No-one really wants to be in pain. Sometimes we don’t understand why we have it, other times we can see it coming. One thing we all have in common is that we can’t wait to get rid of it. With “pain science” research at an all-time high it’s about time we consider and perhaps challenge our beliefs around it.
The physiological phenomenon of pain is so complex that even leading researchers cannot claim to comprehend it entirely. But our body of knowledge is growing and we all have the ability to understand the basic pain biology. Education, knowledge and understanding will reduce the threat associated with pain and will change how we think about it. This has to be the first step to pain management. First, we may need to reconsider what we already know …
What are your beliefs around pain?
· Do you think all pain, no matter how big or small, equates to some amount of bodily damage?
· Do you believe that increased pain equals a worse injury?
· Do you think pain always has a physical cause?
If you answered yes to one or more of these, you join the majority of people (including some health professionals) who have misconceptions regarding pain.
Breaking down pain
Let’s take it back to basics. We can break down types of pain into Acute and Chronic.
Acute pain: Just rolled your ankle running down a trail, or caught your arm on a hot pan? That’s acute pain. It tells us that we’ve just done something potentially harmful, or may have caused some damage to our bodies. This kind of pain is really useful! It forces a reaction to move away from the hot pan, or to stop running down that trail so we avoid any more damage and give ourselves a chance to heal! The pain goes away over a few days or weeks because there’s no more threat to the body, and the tissues have a chance to heal.
Chronic Pain: Technically we define this as a pain which has persisted for 3-6 months or more, but essentially, we recognize it as pain which persists longer than the necessary tissue healing time. We know that neurons (nerve cells) in the brain adapt and become much more efficient at carrying danger messages and therefore much more efficient at producing pain. We also know these neurons lose their ability to be specific. This means the pain is more easily triggered, but less informative. If you have been diagnosed with chronic pain you’re not alone: 20% of people worldwide are estimated to be affected.
So, what causes the shift from acute to chronic pain in some people?
There’s no definitive answer to this, but the short version is: almost anything can affect pain. It’s complex and multi-factorial. Nerves send danger messages to the brain the brain then checks with the sensory centre, emotional centre, motor centre, memory centre and many more before making a split-second decision on whether to give an output of pain – and how much. The brain then continues to update its assessment of the situation. Ever had an injury where you looked down and realised your bleeding? And then like flicking a switch the pain starts? That’s because the brain relies on context!

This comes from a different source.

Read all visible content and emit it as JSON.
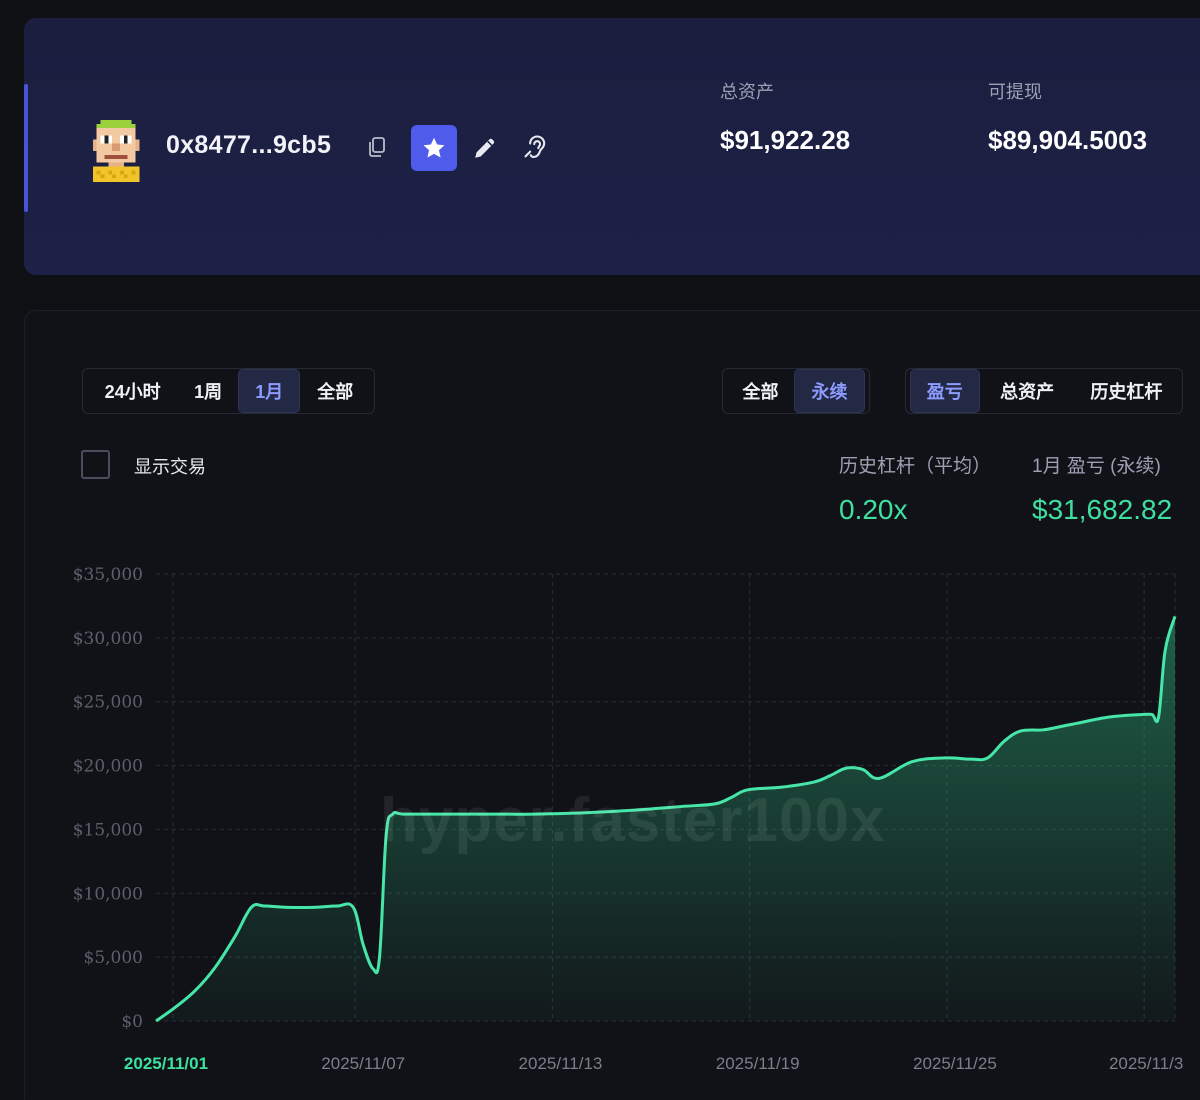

What can we do About it?
Researchers and health professionals are re-shaping the way we manage chronic pain. We now know that education, knowledge and understanding can physically change what’s going on in our brain, literally re-shaping the connections between these neurons!
Your practitioner can help with this! Our role is not just hands-on therapy, but to educate as well. Treatments which combine manual therapy with education, and specific movement-based strategies have been shown to be much more effective.
Essentially, we want to help change the way you think about chronic pain. We can recommend literature and other resources that are designed specifically for people with chronic pain, and develop a plan which includes techniques to decrease neurological sensitization.
Moseley and Butler: EP supercharged
Monica Noy: www.monicanoy.com
Osteopath & Sports Nutritionist
Jamie is a Queenstown based osteopath treating a full range of muscular and skeletal injuries, particularly sports injuries. He has a practical and empathetic approach and experience treating chronic pain. He finds it incredibly fulfilling to educate and help his patients who have thought they would live with pain forever.
Special areas of interest: Shoulder injuries and rehabilitation, headaches and migraines, chronic pain and arthritis of the neck and joints an exercise rehabilitation.
Favourite technique: Jamie's great with his joint manipulations, cupping and applying a gentle but highly effective treatment. He also loves teaching people breathing techniques.